(WHAT IS REQUIRED) Every entry should be returned unchanged, with the pictures omitted.

(Dataset rows for apps and sites)
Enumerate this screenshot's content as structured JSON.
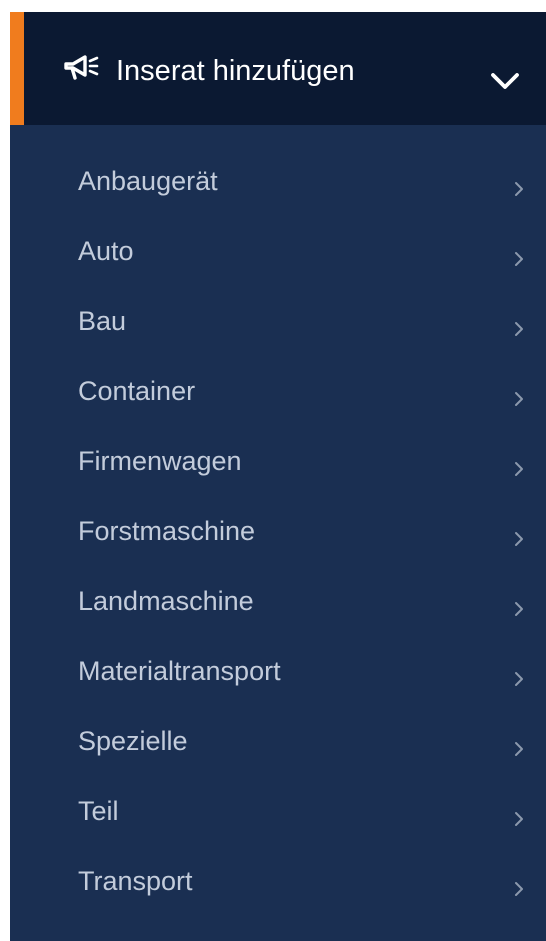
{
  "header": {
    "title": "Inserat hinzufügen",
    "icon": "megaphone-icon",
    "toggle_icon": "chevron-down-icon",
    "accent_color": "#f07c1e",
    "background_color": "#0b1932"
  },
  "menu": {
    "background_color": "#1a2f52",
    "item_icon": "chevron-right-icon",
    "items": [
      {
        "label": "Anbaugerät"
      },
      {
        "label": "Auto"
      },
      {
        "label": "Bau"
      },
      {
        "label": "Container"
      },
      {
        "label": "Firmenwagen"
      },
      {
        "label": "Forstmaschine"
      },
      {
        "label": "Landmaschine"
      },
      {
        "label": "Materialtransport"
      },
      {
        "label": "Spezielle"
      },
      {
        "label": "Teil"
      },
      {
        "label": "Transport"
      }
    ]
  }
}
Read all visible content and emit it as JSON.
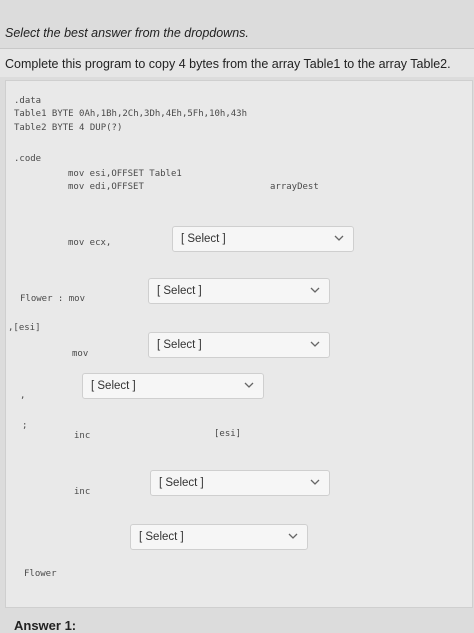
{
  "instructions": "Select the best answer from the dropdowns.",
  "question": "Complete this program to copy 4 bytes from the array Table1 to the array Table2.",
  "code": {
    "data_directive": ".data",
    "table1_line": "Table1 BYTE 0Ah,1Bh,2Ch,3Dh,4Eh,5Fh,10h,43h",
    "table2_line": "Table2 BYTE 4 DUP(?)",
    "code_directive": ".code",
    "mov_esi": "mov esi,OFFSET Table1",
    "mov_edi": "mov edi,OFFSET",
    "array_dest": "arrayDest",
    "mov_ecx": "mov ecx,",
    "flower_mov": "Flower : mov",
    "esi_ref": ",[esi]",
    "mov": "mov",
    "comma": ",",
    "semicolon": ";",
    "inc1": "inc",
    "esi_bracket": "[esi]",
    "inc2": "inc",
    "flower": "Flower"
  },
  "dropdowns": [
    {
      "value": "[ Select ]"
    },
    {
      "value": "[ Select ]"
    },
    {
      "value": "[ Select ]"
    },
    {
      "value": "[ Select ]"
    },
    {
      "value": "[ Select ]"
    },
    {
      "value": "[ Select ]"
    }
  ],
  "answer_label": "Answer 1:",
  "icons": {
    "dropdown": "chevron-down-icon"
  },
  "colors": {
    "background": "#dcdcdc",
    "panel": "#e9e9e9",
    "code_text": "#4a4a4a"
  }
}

(ANSWER)
Enumerate this screenshot's content as structured JSON.
{
  "header": {
    "title": "Inserat hinzufügen",
    "icon": "megaphone-icon",
    "toggle_icon": "chevron-down-icon",
    "accent_color": "#f07c1e",
    "background_color": "#0b1932"
  },
  "menu": {
    "background_color": "#1a2f52",
    "item_icon": "chevron-right-icon",
    "items": [
      {
        "label": "Anbaugerät"
      },
      {
        "label": "Auto"
      },
      {
        "label": "Bau"
      },
      {
        "label": "Container"
      },
      {
        "label": "Firmenwagen"
      },
      {
        "label": "Forstmaschine"
      },
      {
        "label": "Landmaschine"
      },
      {
        "label": "Materialtransport"
      },
      {
        "label": "Spezielle"
      },
      {
        "label": "Teil"
      },
      {
        "label": "Transport"
      }
    ]
  }
}
Read all visible content and emit it as JSON.
{
  "instructions": "Select the best answer from the dropdowns.",
  "question": "Complete this program to copy 4 bytes from the array Table1 to the array Table2.",
  "code": {
    "data_directive": ".data",
    "table1_line": "Table1 BYTE 0Ah,1Bh,2Ch,3Dh,4Eh,5Fh,10h,43h",
    "table2_line": "Table2 BYTE 4 DUP(?)",
    "code_directive": ".code",
    "mov_esi": "mov esi,OFFSET Table1",
    "mov_edi": "mov edi,OFFSET",
    "array_dest": "arrayDest",
    "mov_ecx": "mov ecx,",
    "flower_mov": "Flower : mov",
    "esi_ref": ",[esi]",
    "mov": "mov",
    "comma": ",",
    "semicolon": ";",
    "inc1": "inc",
    "esi_bracket": "[esi]",
    "inc2": "inc",
    "flower": "Flower"
  },
  "dropdowns": [
    {
      "value": "[ Select ]"
    },
    {
      "value": "[ Select ]"
    },
    {
      "value": "[ Select ]"
    },
    {
      "value": "[ Select ]"
    },
    {
      "value": "[ Select ]"
    },
    {
      "value": "[ Select ]"
    }
  ],
  "answer_label": "Answer 1:",
  "icons": {
    "dropdown": "chevron-down-icon"
  },
  "colors": {
    "background": "#dcdcdc",
    "panel": "#e9e9e9",
    "code_text": "#4a4a4a"
  }
}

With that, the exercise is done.